Social and political events and phenomena don’t happen out of nowhere and without a reason. To understand what’s really happening, we must look at the big picture and in its historical context and continuum. Barbaric Terror groups like Al Qaeda and ISIS are the byproducts of a world dominated by corporate greed and narrow economic interests, which lead up to imperialist wars and conflicts anywhere they can get their hands on. In a world dominated by imperialism, political expediency and complacency towards corrupt self-serving and treacherous puppet governments on the one hand and support for brutal terrorist organizations like Al Qaeda and ISIS, on the other, become routine and the norm. Terrorists are armed and funded and medieval dictators and kings applauded and supported as long as they serve their imperial interests, no matter how many people they massacre and how they treat their women, and then, when those terrorists turn against them, they embark on new wars in the name of “war on terror”. Could it have been any more convenient than that? They use terror groups once to destabilize and overthrow governments and then they use them again to justify their wars against them.
Such insatiable proclivity for wars, militarism and military interventions don’t happen for no reason, either, but are in fact, tied to and stem from the nature of an economic system that’s based on maximizing profits by all means necessary, which comes with political and economic coercion, assassinations, military coups, interventions and frequent wars causing countless deaths and destroyed lives. Such a system that’s predicated upon and benefits from wars and terror will by necessity also lead to spying on its own citizens, punishing whistle blowers and silencing critics should they menage to lead a movement for change.
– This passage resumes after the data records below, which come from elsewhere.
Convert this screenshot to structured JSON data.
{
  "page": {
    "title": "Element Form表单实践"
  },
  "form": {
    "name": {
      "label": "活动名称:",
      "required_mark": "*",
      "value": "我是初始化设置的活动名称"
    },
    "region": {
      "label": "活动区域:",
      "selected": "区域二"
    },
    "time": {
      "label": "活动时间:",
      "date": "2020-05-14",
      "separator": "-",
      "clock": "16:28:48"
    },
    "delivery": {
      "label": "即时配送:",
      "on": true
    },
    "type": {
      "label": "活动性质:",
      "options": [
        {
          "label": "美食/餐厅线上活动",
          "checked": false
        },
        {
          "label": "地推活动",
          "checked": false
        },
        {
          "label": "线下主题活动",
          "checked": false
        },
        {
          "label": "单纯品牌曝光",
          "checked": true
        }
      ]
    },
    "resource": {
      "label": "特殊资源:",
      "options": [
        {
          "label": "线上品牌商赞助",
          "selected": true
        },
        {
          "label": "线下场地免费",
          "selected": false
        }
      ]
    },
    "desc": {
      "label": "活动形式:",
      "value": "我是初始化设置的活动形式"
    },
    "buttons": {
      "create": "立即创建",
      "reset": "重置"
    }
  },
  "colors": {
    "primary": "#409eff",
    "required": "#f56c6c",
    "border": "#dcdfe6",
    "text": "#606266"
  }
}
We might be tempted to put all this into the category of intellectual musings and pastime and continue with our daly routine until the news of the next war or the next massacre or next regional conflagration, but, I’m afraid we don’t have that luxury, anymore. We’ve let this beast grow for far too long and it’s now threatening to drag us all into another world war.